There are certain things one simply doesn't do with valuable watches. Some of those things include underwater diving with a minute repeater and taking apart and modifying a limited edition early A. Lange & Sohne Tourbillon. However, if you must do the latter, it might as well be done tastefully, and by a fellow German company - which is precisely the situation with the one-of-a-kind Blue Merit watch by Grieb & Benzinger.
Typically the boys at Grieb & Benzinger make their luxury project watches out of historical movements such as a 100 year old Patek Philippe minute repeater or split second chronograph. For the Blue Merit they have endeavored to use a much more modern movement taken out of an A. Lange & Sohne Tourbillon Pour le Merite. So yes, a limited edition Tourbillon Pour le Merite watch from the mid 1990s was essentially sacrificed for this Benzinger-esque transformation. Was it worth it?
A little history first. The modern A. Lange & Sohne brand as we know it returned to the world in 1994 after a several decade hiatus thanks to communism coming to the eastern part of Germany. The highest-end highlight of their debut collection was the limited edition Tourbillon Pour le Merite reference 701.005. Only 50 pieces were produced in platinum from about 1994 to 1998 and it had a price of about $110,000 when new. Lange is one of those few modern brands whose products can actually appreciate in value during the lifetime of the owner. So if you wanted to get a Tourbillon Pour le Merite today it would certainly cost you a lot more than $110,000.
Grieb & Benzinger got their hands on one or it was probably a client who gave them the Tourbillon Pour le Merite and ask them to have fun with it. The first thing they did was remove the Lange caliber L902.0 movement from the case and then proceeded to completely take it apart.
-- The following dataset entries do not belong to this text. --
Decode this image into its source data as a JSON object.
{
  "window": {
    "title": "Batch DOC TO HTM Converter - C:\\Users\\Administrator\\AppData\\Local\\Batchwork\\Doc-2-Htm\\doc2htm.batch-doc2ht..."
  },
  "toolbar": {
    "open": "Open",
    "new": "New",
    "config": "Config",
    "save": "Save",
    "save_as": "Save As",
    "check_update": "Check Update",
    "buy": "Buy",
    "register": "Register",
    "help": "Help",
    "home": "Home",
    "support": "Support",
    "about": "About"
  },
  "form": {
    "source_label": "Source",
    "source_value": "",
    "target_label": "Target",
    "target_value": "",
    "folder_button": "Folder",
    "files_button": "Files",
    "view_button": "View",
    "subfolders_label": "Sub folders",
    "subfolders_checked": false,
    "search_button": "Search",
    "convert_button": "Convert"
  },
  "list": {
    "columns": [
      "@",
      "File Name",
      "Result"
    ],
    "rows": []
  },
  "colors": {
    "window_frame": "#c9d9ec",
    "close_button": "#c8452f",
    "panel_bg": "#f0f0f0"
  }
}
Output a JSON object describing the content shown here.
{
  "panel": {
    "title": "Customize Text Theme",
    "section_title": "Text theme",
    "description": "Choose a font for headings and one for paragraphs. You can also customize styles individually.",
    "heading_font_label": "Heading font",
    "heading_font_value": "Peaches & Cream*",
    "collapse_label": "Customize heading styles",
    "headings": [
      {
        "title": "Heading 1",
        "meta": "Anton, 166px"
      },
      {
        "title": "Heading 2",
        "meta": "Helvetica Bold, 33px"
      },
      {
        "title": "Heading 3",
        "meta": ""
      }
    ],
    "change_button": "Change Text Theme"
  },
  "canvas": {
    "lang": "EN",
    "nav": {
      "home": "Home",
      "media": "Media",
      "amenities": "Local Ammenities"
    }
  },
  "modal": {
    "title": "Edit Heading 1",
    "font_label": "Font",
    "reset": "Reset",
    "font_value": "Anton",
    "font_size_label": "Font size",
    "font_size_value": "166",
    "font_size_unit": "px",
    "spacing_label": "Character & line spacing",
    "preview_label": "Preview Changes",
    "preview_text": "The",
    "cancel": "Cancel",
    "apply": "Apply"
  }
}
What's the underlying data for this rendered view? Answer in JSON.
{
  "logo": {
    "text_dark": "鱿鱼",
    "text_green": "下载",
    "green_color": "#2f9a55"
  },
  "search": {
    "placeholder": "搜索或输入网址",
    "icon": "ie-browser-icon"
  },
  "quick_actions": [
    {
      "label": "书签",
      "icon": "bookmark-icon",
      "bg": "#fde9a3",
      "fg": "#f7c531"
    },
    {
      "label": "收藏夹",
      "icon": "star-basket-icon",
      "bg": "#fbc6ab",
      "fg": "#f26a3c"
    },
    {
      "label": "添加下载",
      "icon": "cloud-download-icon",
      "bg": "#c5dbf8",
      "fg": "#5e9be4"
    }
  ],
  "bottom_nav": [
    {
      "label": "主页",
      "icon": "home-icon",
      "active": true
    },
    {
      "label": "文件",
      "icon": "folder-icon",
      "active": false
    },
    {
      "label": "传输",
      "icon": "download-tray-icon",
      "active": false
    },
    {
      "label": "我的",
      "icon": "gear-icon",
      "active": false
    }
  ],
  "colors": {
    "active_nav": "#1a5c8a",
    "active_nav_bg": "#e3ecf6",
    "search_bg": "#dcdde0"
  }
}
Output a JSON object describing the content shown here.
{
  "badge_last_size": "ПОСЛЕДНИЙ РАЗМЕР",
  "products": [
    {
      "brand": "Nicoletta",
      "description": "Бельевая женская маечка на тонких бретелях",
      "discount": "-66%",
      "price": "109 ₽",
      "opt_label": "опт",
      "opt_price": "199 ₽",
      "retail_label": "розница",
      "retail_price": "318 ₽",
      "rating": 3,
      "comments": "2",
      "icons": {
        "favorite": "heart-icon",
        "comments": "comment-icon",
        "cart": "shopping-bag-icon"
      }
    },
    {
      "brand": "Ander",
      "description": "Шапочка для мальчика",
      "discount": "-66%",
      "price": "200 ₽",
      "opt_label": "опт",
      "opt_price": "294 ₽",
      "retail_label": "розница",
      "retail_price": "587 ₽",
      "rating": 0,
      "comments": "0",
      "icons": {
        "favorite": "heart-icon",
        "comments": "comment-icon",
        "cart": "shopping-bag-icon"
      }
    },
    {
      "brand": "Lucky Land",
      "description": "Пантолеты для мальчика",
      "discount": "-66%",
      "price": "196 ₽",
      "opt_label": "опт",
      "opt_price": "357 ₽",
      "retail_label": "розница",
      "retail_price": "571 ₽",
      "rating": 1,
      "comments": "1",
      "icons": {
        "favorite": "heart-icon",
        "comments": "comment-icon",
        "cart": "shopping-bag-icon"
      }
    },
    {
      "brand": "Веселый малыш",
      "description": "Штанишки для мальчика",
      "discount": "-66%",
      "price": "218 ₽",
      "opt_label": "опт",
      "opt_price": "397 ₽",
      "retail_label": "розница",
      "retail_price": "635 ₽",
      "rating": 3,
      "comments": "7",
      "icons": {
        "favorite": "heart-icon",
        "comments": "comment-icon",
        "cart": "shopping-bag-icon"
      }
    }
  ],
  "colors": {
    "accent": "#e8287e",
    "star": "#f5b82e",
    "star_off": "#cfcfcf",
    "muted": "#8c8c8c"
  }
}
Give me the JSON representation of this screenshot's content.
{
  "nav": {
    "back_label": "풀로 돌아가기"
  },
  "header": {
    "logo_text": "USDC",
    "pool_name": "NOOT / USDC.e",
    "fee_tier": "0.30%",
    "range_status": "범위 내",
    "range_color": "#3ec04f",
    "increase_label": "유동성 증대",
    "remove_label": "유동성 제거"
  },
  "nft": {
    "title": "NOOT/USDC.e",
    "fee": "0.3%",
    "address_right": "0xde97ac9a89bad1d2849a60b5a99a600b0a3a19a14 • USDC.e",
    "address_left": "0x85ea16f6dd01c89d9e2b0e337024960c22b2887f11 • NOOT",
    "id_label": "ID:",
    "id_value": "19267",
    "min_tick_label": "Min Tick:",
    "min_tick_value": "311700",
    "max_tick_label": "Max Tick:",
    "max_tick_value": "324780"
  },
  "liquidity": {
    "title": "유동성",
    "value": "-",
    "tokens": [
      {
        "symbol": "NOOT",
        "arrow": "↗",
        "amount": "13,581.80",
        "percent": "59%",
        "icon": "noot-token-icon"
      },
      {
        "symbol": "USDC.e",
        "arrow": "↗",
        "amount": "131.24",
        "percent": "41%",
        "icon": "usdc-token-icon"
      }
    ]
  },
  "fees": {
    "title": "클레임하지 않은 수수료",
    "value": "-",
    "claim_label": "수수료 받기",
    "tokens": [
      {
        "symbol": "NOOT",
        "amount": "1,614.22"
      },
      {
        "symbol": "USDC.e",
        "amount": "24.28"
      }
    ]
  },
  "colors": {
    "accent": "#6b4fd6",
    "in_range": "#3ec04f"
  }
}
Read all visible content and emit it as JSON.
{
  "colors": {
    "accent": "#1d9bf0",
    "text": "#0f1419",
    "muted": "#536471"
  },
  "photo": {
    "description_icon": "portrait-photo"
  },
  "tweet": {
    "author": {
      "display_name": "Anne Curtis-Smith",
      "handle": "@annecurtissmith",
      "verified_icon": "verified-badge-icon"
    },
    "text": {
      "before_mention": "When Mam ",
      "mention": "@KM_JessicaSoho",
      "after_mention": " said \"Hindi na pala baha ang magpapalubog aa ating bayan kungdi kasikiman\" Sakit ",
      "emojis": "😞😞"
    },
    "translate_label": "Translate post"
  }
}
While the original watch has a 38.5mm wide case in platinum, the Blue Merit uses a new case (also in platinum) that is 41mm wide - which is actually on the smaller side for Grieb & Benzinger timepieces.